His Masonic career is most interesting. Aside from his membership in Vincennes Lodge No. 1, he holds membership in both the Scottish and York Rite Bodies. He was the recipient of the General Grand Chapter's Gold Medal for Distinguished Service in the Arts and Sciences. On September 24, 1969, he was coroneted an Inspector General Honorary Thirty-third Degree in Boston, Massachusetts, by the Northern Masonic Jurisdiction of the Scottish Rite. Also, he's a member of the Al Malaikah Temple in Los Angeles, California, and he received the Grand Lodge Award of Gold from the Grand Lodge of Indiana in 1993.

Our beloved Masonic Brother died September 24, 1997, and was buried at Forest Lawn Cemetery in Glendale, California. He will be missed! As the lives of millions of others had been enriched by knowing "Red" Skelton, so was mine that afternoon for the three hours I spent with this outstanding humanitarian and Brother. His success, no doubt, revolved around his love and understanding of human emotions and people's need for laughter and happiness. He left a great path for us to walk. In parting, we exchanged a warm, fraternal handshake, and Brother "Red" said to me, "Tommy, keep smiling-the world needs laughter, a lot of it."

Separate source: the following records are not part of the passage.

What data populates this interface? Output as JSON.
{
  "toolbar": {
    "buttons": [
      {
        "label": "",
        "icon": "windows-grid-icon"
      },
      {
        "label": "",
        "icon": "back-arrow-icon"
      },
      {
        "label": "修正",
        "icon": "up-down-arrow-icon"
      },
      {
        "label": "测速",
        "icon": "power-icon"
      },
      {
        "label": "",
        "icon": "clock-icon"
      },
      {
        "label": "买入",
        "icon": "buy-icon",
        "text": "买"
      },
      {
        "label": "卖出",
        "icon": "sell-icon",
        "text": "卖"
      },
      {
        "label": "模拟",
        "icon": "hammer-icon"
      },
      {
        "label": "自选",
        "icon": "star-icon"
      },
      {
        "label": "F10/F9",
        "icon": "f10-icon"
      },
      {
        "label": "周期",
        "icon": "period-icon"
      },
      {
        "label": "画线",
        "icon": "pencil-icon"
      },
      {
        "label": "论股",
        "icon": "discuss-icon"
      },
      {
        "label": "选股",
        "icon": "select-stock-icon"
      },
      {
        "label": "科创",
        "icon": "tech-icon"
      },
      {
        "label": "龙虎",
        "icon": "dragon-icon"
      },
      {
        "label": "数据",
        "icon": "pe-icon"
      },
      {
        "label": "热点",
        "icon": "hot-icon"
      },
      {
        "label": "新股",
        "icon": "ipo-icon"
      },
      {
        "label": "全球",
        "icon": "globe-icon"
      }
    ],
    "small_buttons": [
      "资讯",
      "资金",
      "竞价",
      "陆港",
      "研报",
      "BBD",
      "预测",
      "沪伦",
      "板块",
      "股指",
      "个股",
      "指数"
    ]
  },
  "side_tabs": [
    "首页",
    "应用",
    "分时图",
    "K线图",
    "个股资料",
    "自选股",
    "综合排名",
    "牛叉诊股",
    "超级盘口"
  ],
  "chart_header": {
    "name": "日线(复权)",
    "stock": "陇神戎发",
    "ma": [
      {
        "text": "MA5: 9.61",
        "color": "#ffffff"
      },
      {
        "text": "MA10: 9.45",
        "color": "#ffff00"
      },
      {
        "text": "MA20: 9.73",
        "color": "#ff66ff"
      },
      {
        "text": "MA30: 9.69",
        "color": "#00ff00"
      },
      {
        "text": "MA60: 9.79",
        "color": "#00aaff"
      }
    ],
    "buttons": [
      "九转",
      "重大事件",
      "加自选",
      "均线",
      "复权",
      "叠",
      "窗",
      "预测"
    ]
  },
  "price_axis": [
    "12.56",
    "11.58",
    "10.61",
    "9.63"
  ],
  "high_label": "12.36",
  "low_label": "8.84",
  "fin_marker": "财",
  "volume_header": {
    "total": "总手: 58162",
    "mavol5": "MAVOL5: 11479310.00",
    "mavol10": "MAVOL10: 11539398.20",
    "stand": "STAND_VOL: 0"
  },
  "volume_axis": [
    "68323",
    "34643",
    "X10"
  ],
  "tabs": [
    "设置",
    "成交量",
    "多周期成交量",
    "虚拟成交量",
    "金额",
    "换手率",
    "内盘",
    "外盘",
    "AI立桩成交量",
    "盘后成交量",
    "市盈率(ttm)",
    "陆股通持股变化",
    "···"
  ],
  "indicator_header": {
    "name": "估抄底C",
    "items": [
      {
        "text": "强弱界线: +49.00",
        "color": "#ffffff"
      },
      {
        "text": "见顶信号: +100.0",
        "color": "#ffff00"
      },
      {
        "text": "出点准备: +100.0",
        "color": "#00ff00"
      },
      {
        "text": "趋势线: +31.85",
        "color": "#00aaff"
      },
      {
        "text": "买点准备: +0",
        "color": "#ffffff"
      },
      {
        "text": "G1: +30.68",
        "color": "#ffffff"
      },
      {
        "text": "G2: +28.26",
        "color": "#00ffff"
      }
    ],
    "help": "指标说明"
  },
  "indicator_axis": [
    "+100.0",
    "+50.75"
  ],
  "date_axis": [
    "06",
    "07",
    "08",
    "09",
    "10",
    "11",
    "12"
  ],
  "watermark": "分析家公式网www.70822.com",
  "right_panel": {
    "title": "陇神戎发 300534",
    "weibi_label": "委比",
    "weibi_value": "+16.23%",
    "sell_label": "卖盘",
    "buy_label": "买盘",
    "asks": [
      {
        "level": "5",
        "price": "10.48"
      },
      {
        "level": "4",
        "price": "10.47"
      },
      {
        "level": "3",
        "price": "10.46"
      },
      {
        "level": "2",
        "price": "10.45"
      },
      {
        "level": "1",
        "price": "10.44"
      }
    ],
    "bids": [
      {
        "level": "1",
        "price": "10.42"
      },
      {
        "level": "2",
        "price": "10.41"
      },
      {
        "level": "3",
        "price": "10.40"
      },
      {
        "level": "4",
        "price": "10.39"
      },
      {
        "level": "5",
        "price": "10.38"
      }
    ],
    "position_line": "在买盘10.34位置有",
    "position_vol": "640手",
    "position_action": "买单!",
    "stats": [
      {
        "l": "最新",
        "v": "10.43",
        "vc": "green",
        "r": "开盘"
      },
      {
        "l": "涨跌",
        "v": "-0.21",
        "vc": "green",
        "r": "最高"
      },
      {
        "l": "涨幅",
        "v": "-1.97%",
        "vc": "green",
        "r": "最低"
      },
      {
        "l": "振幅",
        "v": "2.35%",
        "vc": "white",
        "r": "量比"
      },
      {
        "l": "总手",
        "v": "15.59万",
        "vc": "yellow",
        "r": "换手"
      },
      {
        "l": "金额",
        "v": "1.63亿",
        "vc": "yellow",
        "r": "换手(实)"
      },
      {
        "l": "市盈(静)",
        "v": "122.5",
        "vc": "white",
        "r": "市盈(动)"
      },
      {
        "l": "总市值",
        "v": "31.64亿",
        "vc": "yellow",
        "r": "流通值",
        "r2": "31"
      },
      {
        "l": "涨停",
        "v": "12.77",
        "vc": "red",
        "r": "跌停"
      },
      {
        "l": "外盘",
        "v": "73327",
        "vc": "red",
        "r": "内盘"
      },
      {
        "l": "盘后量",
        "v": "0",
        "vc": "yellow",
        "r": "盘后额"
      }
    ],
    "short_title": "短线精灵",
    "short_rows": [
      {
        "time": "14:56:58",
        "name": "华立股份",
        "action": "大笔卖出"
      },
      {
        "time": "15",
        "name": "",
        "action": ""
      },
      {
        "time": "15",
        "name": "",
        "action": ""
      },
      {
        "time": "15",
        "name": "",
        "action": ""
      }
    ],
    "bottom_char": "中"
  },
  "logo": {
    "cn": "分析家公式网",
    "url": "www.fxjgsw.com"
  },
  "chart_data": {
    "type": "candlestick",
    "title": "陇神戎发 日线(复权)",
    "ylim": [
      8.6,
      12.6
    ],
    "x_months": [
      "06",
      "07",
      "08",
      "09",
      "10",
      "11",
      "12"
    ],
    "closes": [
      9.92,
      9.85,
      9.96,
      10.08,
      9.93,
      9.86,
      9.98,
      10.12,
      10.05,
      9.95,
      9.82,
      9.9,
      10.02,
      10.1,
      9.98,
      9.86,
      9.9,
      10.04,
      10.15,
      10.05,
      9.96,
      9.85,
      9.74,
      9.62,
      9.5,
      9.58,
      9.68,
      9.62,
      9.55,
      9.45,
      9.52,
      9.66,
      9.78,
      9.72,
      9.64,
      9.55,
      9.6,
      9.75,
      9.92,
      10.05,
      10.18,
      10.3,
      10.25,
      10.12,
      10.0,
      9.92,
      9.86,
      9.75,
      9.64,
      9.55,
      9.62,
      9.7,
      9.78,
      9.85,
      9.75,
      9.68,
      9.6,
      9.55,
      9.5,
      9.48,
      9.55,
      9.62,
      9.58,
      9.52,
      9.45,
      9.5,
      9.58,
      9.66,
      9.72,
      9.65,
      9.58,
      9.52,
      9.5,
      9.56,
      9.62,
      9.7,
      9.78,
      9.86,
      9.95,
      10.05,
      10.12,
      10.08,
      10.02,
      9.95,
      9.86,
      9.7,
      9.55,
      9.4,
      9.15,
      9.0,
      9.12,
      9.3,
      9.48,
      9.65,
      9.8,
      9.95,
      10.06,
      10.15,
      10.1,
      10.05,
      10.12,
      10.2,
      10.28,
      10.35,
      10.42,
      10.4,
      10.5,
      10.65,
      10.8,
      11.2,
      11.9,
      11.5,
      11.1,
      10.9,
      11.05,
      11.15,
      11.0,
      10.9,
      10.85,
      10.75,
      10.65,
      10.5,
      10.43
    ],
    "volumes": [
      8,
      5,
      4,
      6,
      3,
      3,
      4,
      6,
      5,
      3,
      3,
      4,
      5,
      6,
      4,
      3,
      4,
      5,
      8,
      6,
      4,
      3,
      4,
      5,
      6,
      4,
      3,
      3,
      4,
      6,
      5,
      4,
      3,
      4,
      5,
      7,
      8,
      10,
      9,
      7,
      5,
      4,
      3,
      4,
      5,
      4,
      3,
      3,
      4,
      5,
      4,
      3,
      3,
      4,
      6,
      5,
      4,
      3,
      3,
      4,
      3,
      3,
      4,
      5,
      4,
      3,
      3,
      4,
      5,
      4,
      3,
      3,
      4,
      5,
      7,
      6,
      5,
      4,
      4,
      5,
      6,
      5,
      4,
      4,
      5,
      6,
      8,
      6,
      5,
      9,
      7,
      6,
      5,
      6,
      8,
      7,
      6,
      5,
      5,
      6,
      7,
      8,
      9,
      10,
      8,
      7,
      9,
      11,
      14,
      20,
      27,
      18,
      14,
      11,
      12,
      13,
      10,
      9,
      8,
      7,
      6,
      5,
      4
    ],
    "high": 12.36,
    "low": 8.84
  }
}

And what about the gold chain? Did we find it? We looked in and under the bed, in the bathroom, and down the hall. Probably, the reader realized long ago that it was in Brother Skelton's coat pocket all the time. His performance at the Music Hall and his art sale were successes. So was my afternoon with Brother "Red" Skelton.

This article, edited for length, was previously published in The Texas Mason, Fall 1998 (Vol. 7, No. 4).

About the Author:
Tommy E. Sawyer of 6402 Willowstone Trail, Arlington, Texas 76018-3121, was raised a Master Mason on April 30,1981, in Thomas B. Hunter Lodge No. 1356, in Grand Prairie, Texas. He is a member of the Dallas Scottish Rite Bodies, Past Editor of the Hellas Shrine Temple magazine, The Camel's Calf, of Garland, Texas, and was the author of a weekly numismatic column for The Dallas Times-Herald for 16 years.